Which brings us back to the other night: It turns out this person I was being asked about on Facebook had unexpectedly died, and in an utterly, utterly tragic way. I went to this person's FB page, and saw post after post about how wonderful this person was, what a tragedy this was, and how awful the world can be. It was touching, it was inspiring, and it made me slightly ill.

Because here's the kicker: In my experience (and I can only speak from my own perspective), this guy was a douchebag. I'll spare you the details that I witnessed personally, but the truth was that he was a guy with issues, who at times laid waste to those who challenged his issues. In fact, I rarely unfriended people on Facebook, but I had recently unfriended this man.

And now he's dead.

And I feel terrible. I feel terrible because I'm very very sad that anyone should die the way he died; and I also feel awful that because I have found it impossible to participate in the outpouring of love over his passing, because of the kind of person he was.

I wanted to post that - to say my truth about this person, my truth, from my experiences. But how do you get such sentiments across in a forum that is actually so disconnected from empathy, so far from 'Social'? The sad truth is that posting my feelings about that on FB that would earn me a clear conscience...and an endless, endless river of shit. So I'm taking the advice of Pat Morita: "Best way avoid punch?
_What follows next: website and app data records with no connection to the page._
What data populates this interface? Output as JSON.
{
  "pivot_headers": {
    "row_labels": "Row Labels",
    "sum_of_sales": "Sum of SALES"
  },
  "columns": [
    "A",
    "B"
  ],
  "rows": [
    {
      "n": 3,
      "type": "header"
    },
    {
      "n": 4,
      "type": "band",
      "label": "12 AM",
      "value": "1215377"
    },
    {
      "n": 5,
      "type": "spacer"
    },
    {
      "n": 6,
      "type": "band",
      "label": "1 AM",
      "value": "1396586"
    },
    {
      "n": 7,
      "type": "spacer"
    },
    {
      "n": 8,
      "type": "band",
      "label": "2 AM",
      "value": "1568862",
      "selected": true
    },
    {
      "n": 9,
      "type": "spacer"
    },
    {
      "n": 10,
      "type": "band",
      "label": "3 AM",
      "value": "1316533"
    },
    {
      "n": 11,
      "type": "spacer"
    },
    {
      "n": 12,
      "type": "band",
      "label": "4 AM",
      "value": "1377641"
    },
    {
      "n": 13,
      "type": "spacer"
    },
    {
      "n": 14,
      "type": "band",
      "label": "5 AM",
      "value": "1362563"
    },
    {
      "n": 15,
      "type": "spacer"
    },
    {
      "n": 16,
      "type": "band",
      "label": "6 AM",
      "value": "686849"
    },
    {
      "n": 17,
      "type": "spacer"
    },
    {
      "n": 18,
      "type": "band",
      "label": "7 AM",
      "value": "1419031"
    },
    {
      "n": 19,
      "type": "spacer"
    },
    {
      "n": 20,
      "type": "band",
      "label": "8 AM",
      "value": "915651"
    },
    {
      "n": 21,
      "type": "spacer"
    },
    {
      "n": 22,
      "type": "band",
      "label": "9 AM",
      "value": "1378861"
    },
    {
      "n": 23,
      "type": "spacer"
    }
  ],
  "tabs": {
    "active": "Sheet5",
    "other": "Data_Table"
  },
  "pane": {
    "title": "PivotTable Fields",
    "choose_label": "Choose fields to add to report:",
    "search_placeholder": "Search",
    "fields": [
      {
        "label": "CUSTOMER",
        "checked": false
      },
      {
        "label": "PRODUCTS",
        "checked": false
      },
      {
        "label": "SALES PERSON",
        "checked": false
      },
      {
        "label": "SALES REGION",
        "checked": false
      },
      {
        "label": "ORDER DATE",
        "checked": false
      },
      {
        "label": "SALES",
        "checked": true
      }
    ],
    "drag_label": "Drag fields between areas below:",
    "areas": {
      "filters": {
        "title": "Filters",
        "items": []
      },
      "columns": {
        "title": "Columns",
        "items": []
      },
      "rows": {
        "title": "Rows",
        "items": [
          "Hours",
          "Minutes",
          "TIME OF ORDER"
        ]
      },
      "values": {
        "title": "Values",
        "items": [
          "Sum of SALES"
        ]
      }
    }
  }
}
No be there."

I want the truth, I want real congenial discussion; and if these things were water, FB would be the Sahara.  So Facebook...I'm done with you.